For 5 days in May 1980, thousands watched around the world as the shadowy figures of the SAS performed a daring and dramatic raid on the Iranian Embassy in London, catapulting a little-known specialist unit into the full glare of the world's media. Hailed by Margaret Thatcher as "a brilliant operation, carried out with courage and confidence," the raid was a huge success for the SAS, who managed to rescue nineteen hostages with near-perfect military execution, although two hostages were killed by terrorists. Despite the acclaim and media attention, details of the siege are still largely unknown and those at the heart of the story, the identities of the SAS troopers themselves, remain a closely guarded secret.
This book takes a concise and in-depth look at the dramatic events of the Iranian Embassy Siege, revealing the political background behind it and carefully analyzing the controversial decision by the Prime Minister and Home Secretary to sign over control of the streets of London to the military. Unique bird's eye view artwork illustrates the moment the walls were breached and show how the strict planning of the operation was critical to its success. With input from those involved in the mission, and discussion on the effective training regimes of the SAS, the author strips away some of the mystery behind the best counter-terrorism unit in the world and their most famous raid.

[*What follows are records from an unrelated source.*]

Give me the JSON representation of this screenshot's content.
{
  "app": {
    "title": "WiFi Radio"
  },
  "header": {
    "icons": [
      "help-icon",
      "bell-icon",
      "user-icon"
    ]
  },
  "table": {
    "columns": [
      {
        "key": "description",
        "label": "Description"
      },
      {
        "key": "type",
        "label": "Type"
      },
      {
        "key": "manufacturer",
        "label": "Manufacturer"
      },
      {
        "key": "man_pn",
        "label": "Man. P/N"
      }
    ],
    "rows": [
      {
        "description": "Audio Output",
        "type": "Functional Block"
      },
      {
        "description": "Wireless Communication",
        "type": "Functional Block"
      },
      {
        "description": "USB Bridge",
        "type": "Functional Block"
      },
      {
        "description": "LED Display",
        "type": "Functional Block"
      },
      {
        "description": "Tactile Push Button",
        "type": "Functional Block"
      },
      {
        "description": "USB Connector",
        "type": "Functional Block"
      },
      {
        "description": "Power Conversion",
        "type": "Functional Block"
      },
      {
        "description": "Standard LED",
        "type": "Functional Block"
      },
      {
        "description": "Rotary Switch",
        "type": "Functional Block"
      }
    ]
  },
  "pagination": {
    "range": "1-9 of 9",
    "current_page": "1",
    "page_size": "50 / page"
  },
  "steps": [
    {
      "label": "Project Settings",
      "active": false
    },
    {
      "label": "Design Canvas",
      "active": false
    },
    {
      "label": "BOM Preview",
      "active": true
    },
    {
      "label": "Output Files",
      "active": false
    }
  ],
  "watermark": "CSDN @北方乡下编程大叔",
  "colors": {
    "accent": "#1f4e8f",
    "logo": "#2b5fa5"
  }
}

Who Dares Wins - The SAS and the Iranian Embassy Siege 1980 by Gregory Fremont-Barnes